QUESTION: At times I find myself deeply troubled about my faith in God. For example, when I see such bloodshed in our streets day after day, I wonder if God really cares. Why won’t God intervene in our world and makes things right?
ANSWER: The above question has certainly been asked often, but it is always relevant and real. In times of personal or community upheaval, most of us experience feelings that touch the deepest levels of our belief. Thoughts about the way God “operates” in our world are often a part of that experience.
At the heart of any response to the above question (Why doesn’t God intervene?) is the core belief that God did intervene! “God so loved the world, that he sent his only Son …” (John 3:16). That is the intervention, that is the Incarnation.
One way to describe the Catholic faith is to refer to it as “incarnational.” God became involved in our lives in a new way in Christ. The Incarnation, however, is not simply a historical moment that we celebrate at Christmas. The incarnational aspect of our faith sets the tone for the way in which God continues to relate with us throughout our lives. While it is true that Jesus now dwells in glory at “the right hand of the Father,” he nonetheless remains with us in the words of sacred Scripture, the sacraments and the faith community. God dwells in the heart of every believer.
It is completely understandable that in times of extreme personal or community stress one may feel distance or even estrangement from God. But unfortunately this feeling only deepens if one draws into oneself and cuts off all contact with others. This is so because it is from within the community of the church that we encounter God in word and sacrament as well as community. God intervenes through us, every one of us.
God can never be absent from our world, but he is acting in and through the church, its sacraments and its members. Often when we wonder where God is we are looking in the wrong direction. In a sense we are looking up and not around. If one distances oneself from these sources of strength, it can indeed be a painful, lonely and isolated existence.
Having said that, the fact remains that God could act more directly in our world. The history of our relationship with God, however, demonstrates his preference for working through human instruments if possible. It seems that direct divine intervention occurs infrequently.
These are abstract principles, but the reality is concretely expressed in the fact that God has not left us alone. We are able to see God’s presence in the way in which people reach out to touch us in our pain and anxiety. We see God present in the concern that is shown by neighbor and friend.
At times of severe testing, we can abandon our moorings and cast ourselves adrift or we can hold close to those people and things that have served us well in the past.
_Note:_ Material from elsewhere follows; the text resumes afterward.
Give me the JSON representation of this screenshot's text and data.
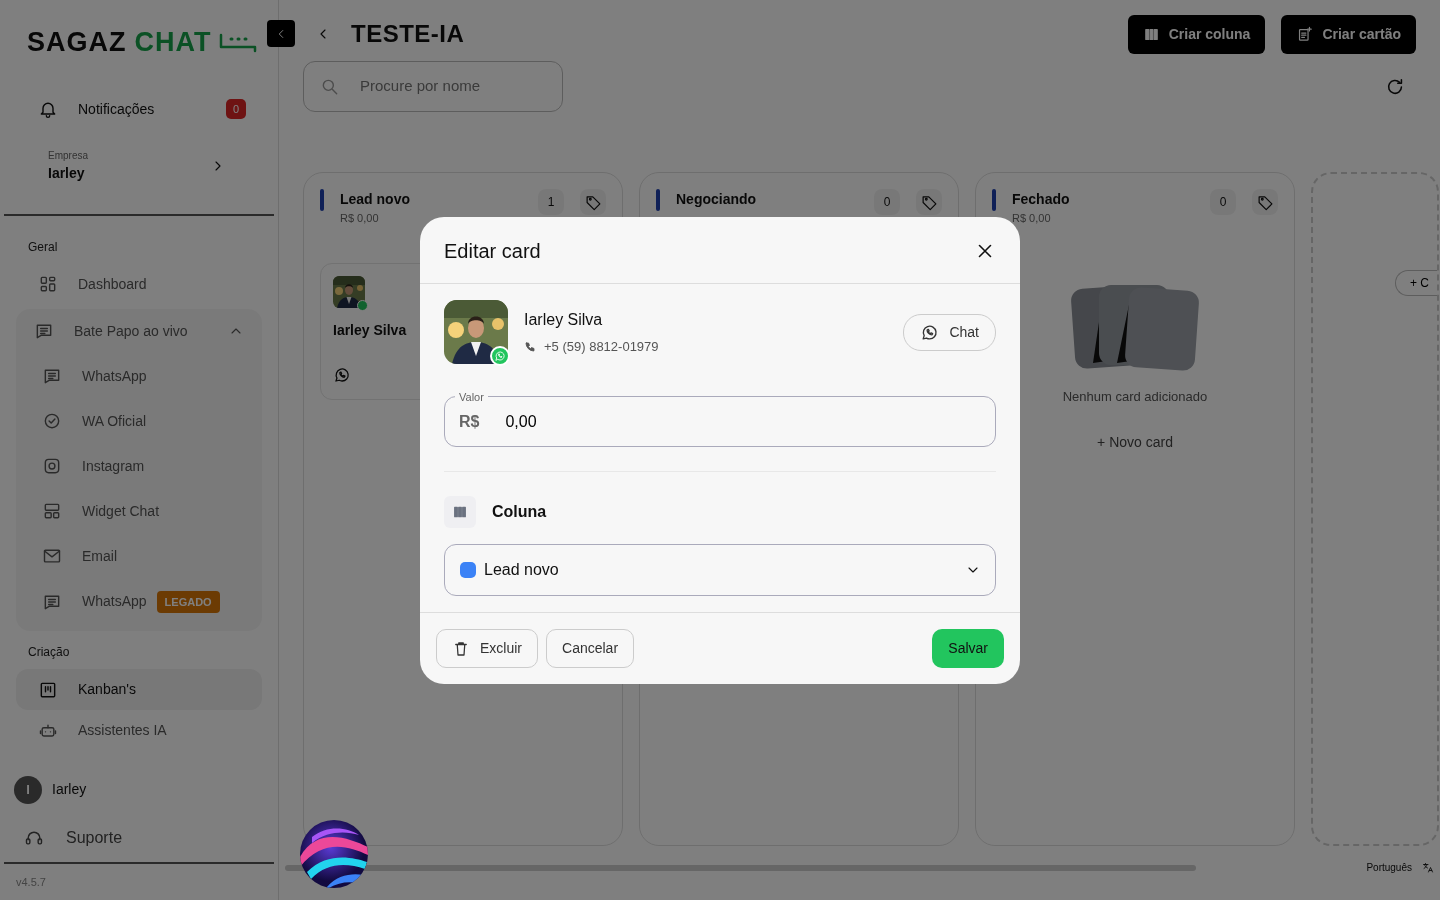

None of them will provide perfect or easy answers, but God will nonetheless be intervening through them.
Father Bober is pastor of St. Kilian Parish in Adams and Cranberry